“We used our AI model to identify the specific factors that contribute to dropout rates and forecasted ten years into the future,” Lin said. “This allowed us to better understand the issues at hand and find ways to combat these disparities to ensure that the dropout rate decreases at the fastest rate possible.” 

Sophia Lin with her poster at AZSEF 2024
Sophia Lin with her poster at AZSEF 2024

Lin entered her “AI-Guided Prediction Control of High School Dropouts” research into the Arizona State Science Fair and was awarded second place in the Behavioral and Social Sciences category. Earning recognition in the top tier at AZSEF was exciting, and observing the other students’ work provided her with more inspiration. “I saw how much our youth is engaged in science and technology and how it will shape our future,” Lin said.

With AZSEF behind her, she plans to expand on her research using quantum computing approaches to enable more flexibility for adding new, more specific variables – such as age, sex, and ethnicity – and predict their rates of dropping out to recommend better support systems that improve their chances of success in college.

“Working with Professor Zhuang gave me a multifaceted perspective and helped me understand how technology can be applied to some of our most pressing issues,” she said.

Cultivating a cleaner environment with quantum computing: Prisha Shroff
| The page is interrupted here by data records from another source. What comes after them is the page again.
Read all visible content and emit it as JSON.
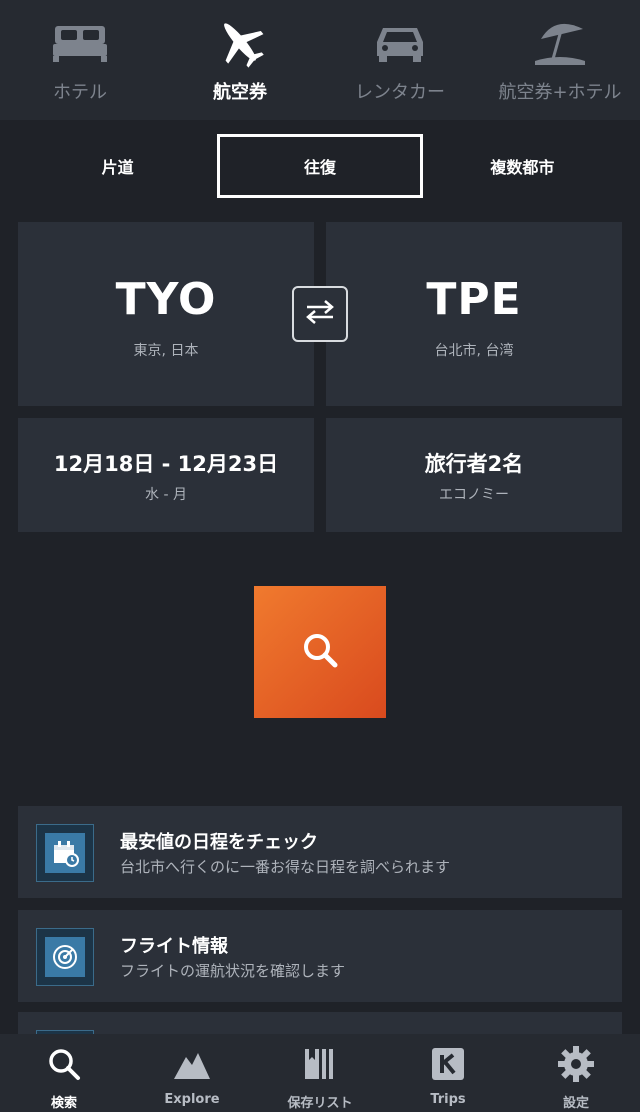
{
  "categories": [
    {
      "label": "ホテル",
      "icon": "bed-icon",
      "active": false
    },
    {
      "label": "航空券",
      "icon": "airplane-icon",
      "active": true
    },
    {
      "label": "レンタカー",
      "icon": "car-icon",
      "active": false
    },
    {
      "label": "航空券+ホテル",
      "icon": "beach-umbrella-icon",
      "active": false
    }
  ],
  "trip_types": [
    {
      "label": "片道",
      "active": false
    },
    {
      "label": "往復",
      "active": true
    },
    {
      "label": "複数都市",
      "active": false
    }
  ],
  "route": {
    "origin_code": "TYO",
    "origin_city": "東京, 日本",
    "dest_code": "TPE",
    "dest_city": "台北市, 台湾",
    "swap_icon": "swap-arrows-icon"
  },
  "dates": {
    "range": "12月18日 - 12月23日",
    "days": "水 - 月"
  },
  "travelers": {
    "count": "旅行者2名",
    "cabin": "エコノミー"
  },
  "search": {
    "icon": "search-icon"
  },
  "info_rows": [
    {
      "title": "最安値の日程をチェック",
      "desc": "台北市へ行くのに一番お得な日程を調べられます",
      "icon": "calendar-clock-icon"
    },
    {
      "title": "フライト情報",
      "desc": "フライトの運航状況を確認します",
      "icon": "radar-icon"
    }
  ],
  "bottom_nav": [
    {
      "label": "検索",
      "icon": "search-icon",
      "active": true
    },
    {
      "label": "Explore",
      "icon": "mountain-icon",
      "active": false
    },
    {
      "label": "保存リスト",
      "icon": "bookmark-list-icon",
      "active": false
    },
    {
      "label": "Trips",
      "icon": "kayak-k-icon",
      "active": false
    },
    {
      "label": "設定",
      "icon": "gear-icon",
      "active": false
    }
  ],
  "colors": {
    "background": "#1f2228",
    "card": "#2b3039",
    "accent_orange": "#ec6a2a",
    "inactive_text": "#7d838d"
  }
}
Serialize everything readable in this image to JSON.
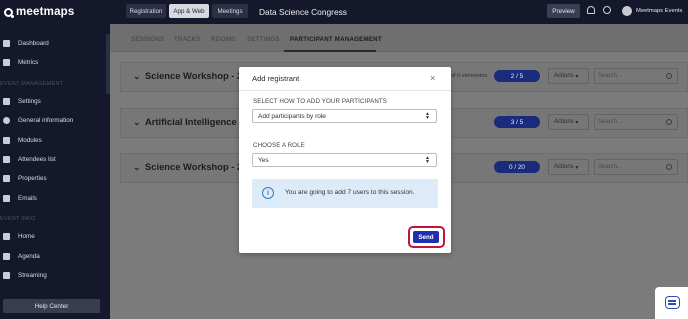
{
  "brand": "meetmaps",
  "topbar": {
    "tabs": [
      "Registration",
      "App & Web",
      "Meetings"
    ],
    "event_name": "Data Science Congress",
    "preview": "Preview",
    "account": "Meetmaps Events"
  },
  "sidebar": {
    "items_top": [
      "Dashboard",
      "Metrics"
    ],
    "section_event": "EVENT MANAGEMENT",
    "items_event": [
      "Settings",
      "General information",
      "Modules",
      "Attendees list",
      "Properties",
      "Emails"
    ],
    "section_info": "EVENT INFO",
    "items_info": [
      "Home",
      "Agenda",
      "Streaming"
    ],
    "help": "Help Center"
  },
  "subtabs": [
    "SESSIONS",
    "TRACKS",
    "ROOMS",
    "SETTINGS",
    "PARTICIPANT MANAGEMENT"
  ],
  "sessions": [
    {
      "title": "Science Workshop - 24/",
      "elements": "of 0 elementos",
      "count": "2 / 5",
      "actions": "Actions",
      "search_placeholder": "Search..."
    },
    {
      "title": "Artificial Intelligence Wo",
      "count": "3 / 5",
      "actions": "Actions",
      "search_placeholder": "Search..."
    },
    {
      "title": "Science Workshop - 24/",
      "count": "0 / 20",
      "actions": "Actions",
      "search_placeholder": "Search..."
    }
  ],
  "modal": {
    "title": "Add registrant",
    "close": "×",
    "label_how": "SELECT HOW TO ADD YOUR PARTICIPANTS",
    "select_how": "Add participants by role",
    "label_role": "CHOOSE A ROLE",
    "select_role": "Yes",
    "info_icon": "i",
    "info_text": "You are going to add 7 users to this session.",
    "send": "Send"
  },
  "colors": {
    "accent": "#1e2fb0",
    "highlight": "#c0143c",
    "sidebar": "#15182a",
    "info_bg": "#dcebf7"
  }
}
When Shroff’s family encountered a massive wildfire while traveling in California in 2020, the crisis inspired her to explore how to predict and prevent wildfires from happening. Just a couple of years later, her innovative AI-based system can pinpoint wildfire-prone areas using real-time environmental data, such as temperature, precipitation, soil moisture and wind. 

Shroff’s project, “AI-based Wildfire Prevention, Detection and Suppression System,” earned special recognition from NASA at the AZSEF, and she was awarded second place in the Systems Software Category. However, during this process, she realized she needed a better way to process vast data. She later learned about quantum computing at the SciTech: STEM and Innovation Summit. 

Prisha Shroff’s poster presentation for AZSEF 2024

To explore opportunities in quantum computing, Shroff joined the ASU internship program. With Zhuang’s support, she developed an approach for using quantum computers to accelerate the materials discovery process. 

Using both large language models and quantum computing as a framework, she is able to discover which material can best solve a problem. “It can narrow down all the information from across the web and identify a material to solve a problem,” said Shroff. “It’s kind of like a Materials ChatGPT.”

Shroff used the quantum computer and algorithm she developed to find the best material for absorbing CO2 from the atmosphere. The large language model analyzed specific material criteria in response to prompts like “What is the best material for absorbing carbon dioxide from the atmosphere?” 

Next, she paired the language model with her quantum computer and algorithm to perform molecular simulations. Through this process, Shroff identified the best material for CO2 absorption. 

The outcome of her work has the potential to contribute to a cleaner and healthier environment for all. Prisha’s passion for leveraging technology to solve real-world problems reflects what she considers a growing sense of accountability shared by her generation, especially around climate change.